USGA Helps Celebrate Space,
October 4, 2007
By Doug Stark, USGA
Far Hills, N.J. - On Oct. 4, 1957, the Soviet Union
launched Sputnik I into space, a monumental achievement
that captivated the world and ushered in the space
|Retired NASA astronaut Brian Duffy
displays the 'Shuttle Putter' that was used by
his crew in space during the 1996 Endeavour voyage
(NASA mission STS-72), at the Kansas Cosmosphere and
Space Center in Hutchinson, Kan., on Sept. 28. (Ellie
This artificial satellite was nearly the size of a
basketball and weighed only 183 pounds.

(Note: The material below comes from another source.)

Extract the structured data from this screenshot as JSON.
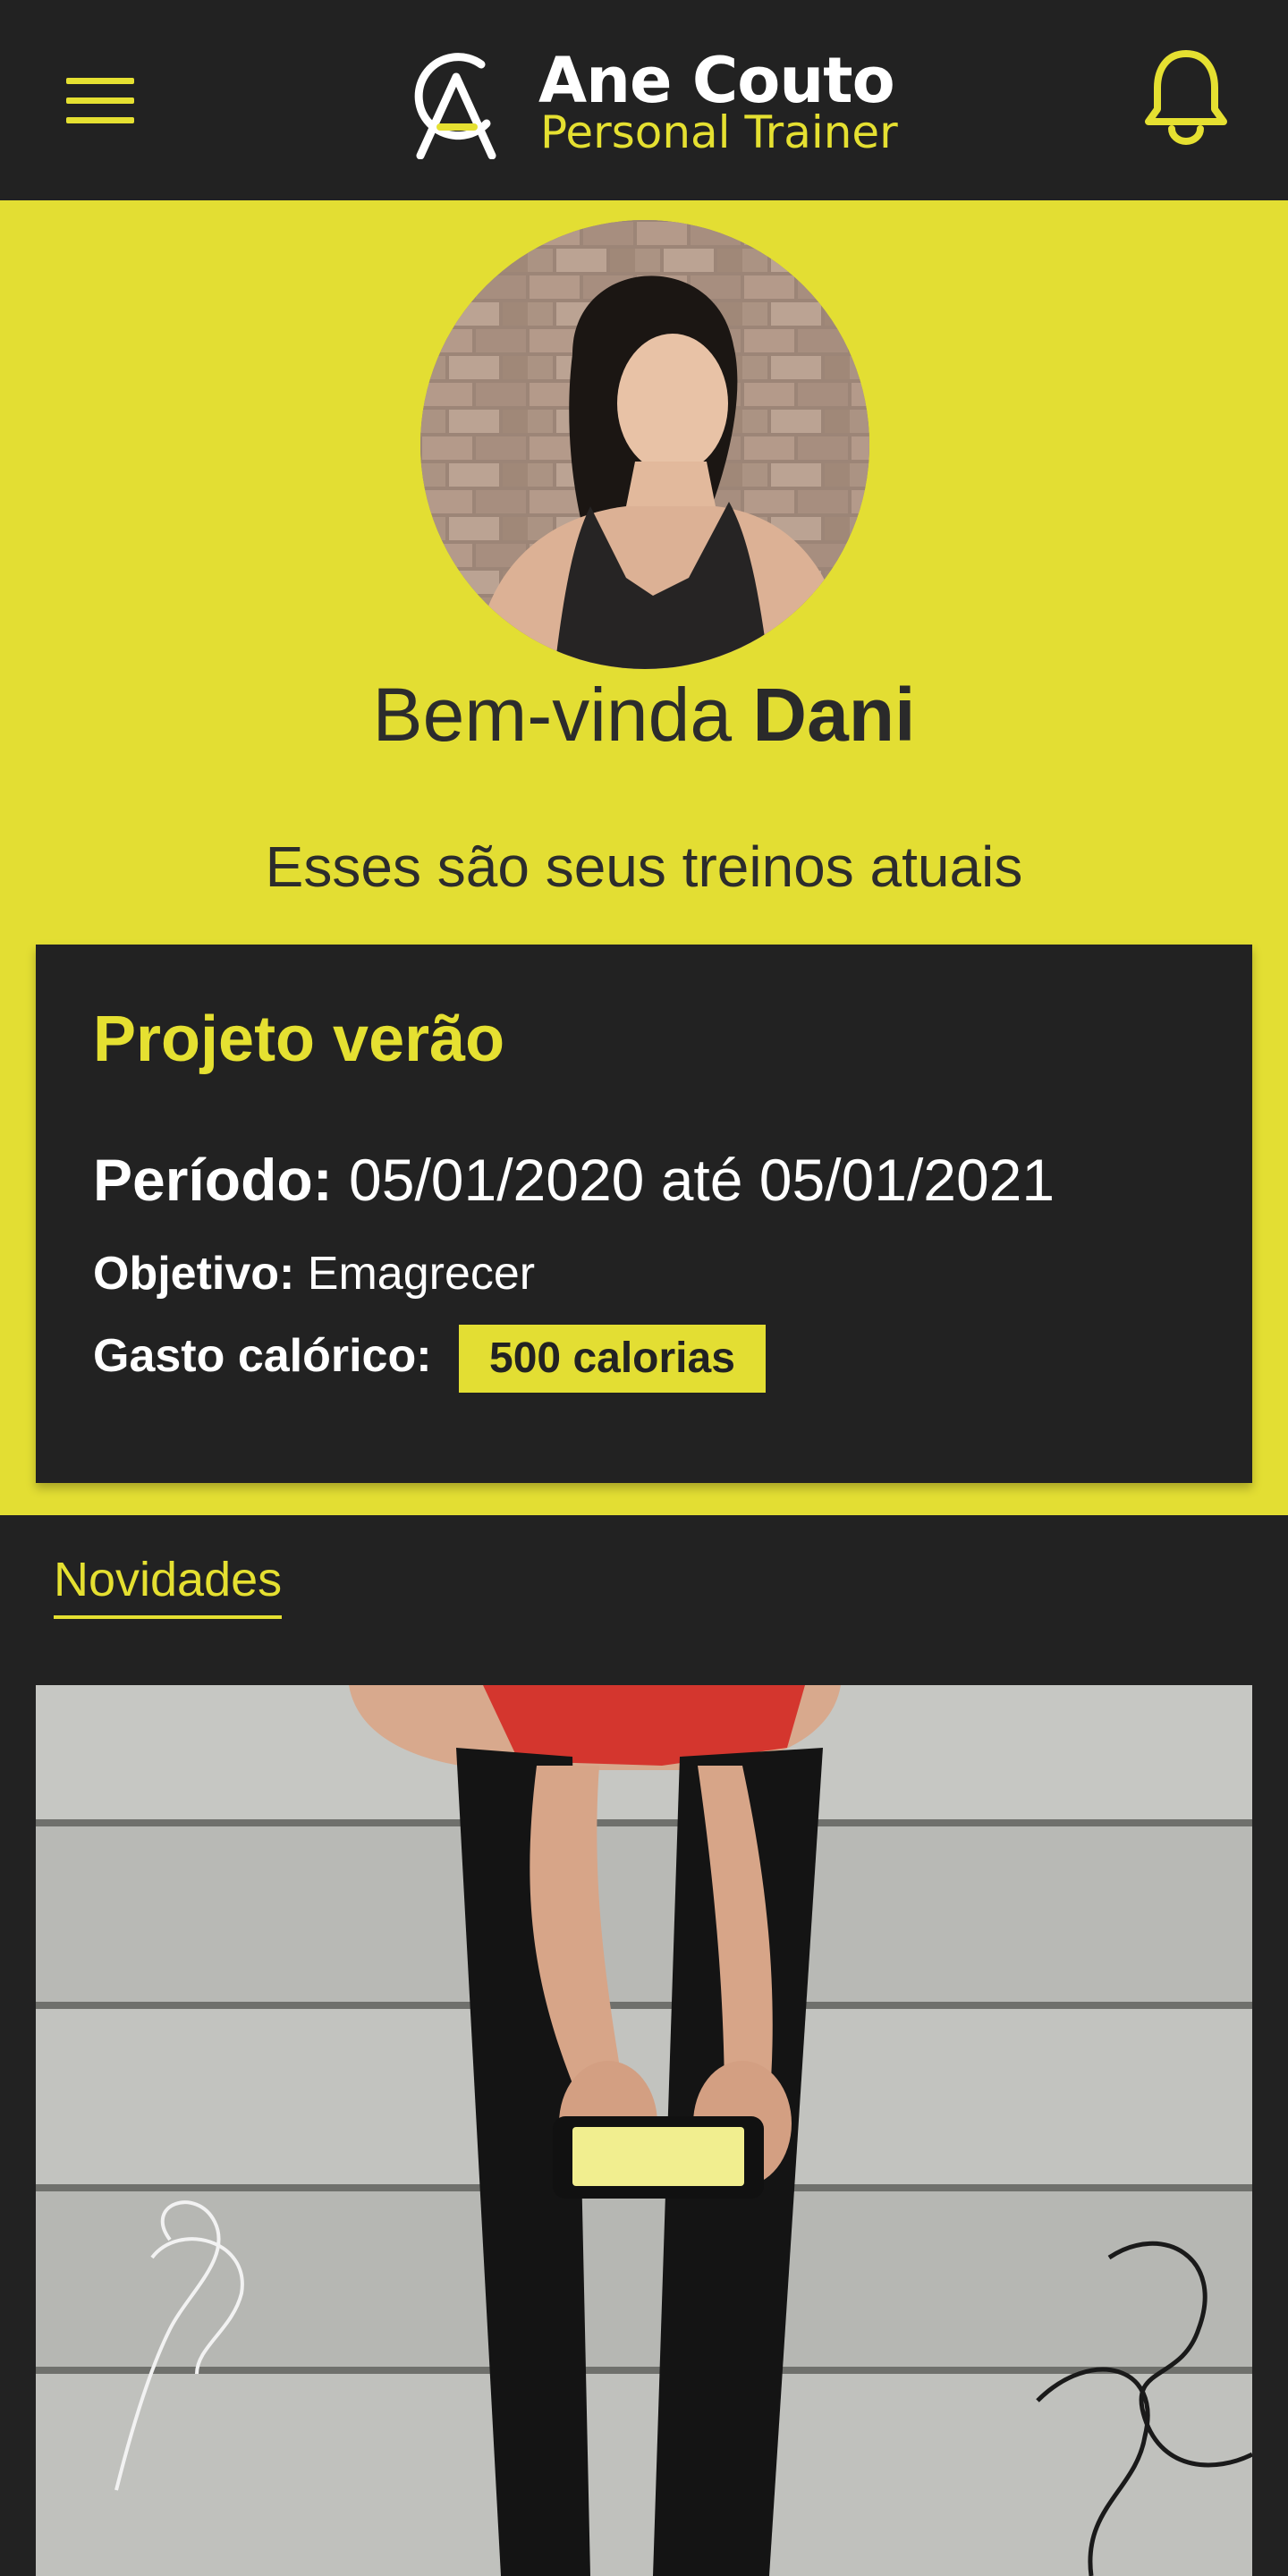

The
successful launch took 98 minutes to orbit the Earth.
That single event propelled the United States and Soviet
Union space race that dominated the Cold War era.
Fifty years later, the world continues to make great
advances regarding space exploration.
In conjunction with this historic event, the USGA Museum
partnered with the Kansas Cosmosphere and Space Center in
Hutchinson, Kan., to celebrate the 50
anniversary of Space Exploration and the launch of Sputnik
"The launch of Sputnik is not only a real event in the
history of spaceflight, but is also a key symbolic event in
the history of the human race," said Chris Orwoll,
Cosmosphere President and . "October 4th was the
date Sputnik became the first man-made satellite to be
launched into space, but it was also the date that many
dreams were realized.and many new dreams were born.
For the first time, mankind's aspirations took them
beyond the sky and into the stars. That's
something to celebrate and the Cosmosphere is thrilled to
be part of this celebration."
To commemorate the relationship between golf and space, the
museum loaned Alan Shepard's Moon Club and Brian
Duffy's Shuttle Putter. This marked the first
time that both the Moon Club and Shuttle Putter have been
displayed together outside of Far Hills. Both will be
on view at the Kansas Cosmosphere until